What you have to do:
While reading through the material below, copy each line that holds the word "name".

□ □ □ □ □

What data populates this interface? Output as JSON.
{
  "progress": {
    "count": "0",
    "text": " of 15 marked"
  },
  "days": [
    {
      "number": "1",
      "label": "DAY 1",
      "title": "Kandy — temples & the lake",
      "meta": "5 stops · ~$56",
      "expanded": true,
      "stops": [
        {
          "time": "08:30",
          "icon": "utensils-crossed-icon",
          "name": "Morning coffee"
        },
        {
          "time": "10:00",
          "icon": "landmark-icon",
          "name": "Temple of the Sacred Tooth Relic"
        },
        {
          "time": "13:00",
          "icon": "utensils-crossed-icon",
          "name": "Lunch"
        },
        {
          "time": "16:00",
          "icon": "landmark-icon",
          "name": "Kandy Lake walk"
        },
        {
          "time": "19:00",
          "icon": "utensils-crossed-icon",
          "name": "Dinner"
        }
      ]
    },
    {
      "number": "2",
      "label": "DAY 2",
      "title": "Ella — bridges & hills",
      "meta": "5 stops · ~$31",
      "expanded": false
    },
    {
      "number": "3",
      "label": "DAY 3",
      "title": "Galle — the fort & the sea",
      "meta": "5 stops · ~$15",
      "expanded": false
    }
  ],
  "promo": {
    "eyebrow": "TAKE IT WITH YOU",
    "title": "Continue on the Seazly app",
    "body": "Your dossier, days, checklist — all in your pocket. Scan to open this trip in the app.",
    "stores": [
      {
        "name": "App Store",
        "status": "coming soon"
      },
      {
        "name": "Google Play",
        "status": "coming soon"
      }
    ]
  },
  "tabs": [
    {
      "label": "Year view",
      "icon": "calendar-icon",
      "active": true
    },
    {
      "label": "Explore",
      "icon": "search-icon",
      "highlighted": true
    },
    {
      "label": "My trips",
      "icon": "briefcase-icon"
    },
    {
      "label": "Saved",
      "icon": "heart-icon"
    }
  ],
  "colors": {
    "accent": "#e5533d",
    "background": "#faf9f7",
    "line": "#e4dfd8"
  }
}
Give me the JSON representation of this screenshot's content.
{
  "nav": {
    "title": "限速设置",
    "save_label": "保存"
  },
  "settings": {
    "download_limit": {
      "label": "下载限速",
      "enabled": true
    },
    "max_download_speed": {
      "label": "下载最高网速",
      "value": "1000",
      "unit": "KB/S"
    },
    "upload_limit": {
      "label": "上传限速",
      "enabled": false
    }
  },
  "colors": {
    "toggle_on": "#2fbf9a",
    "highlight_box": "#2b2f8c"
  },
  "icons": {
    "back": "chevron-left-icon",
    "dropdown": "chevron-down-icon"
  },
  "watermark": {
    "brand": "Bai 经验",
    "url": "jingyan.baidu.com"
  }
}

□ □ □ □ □

Exercise result:
          "name": "Morning coffee"
          "name": "Temple of the Sacred Tooth Relic"
          "name": "Lunch"
          "name": "Kandy Lake walk"
          "name": "Dinner"
        "name": "App Store",
        "name": "Google Play",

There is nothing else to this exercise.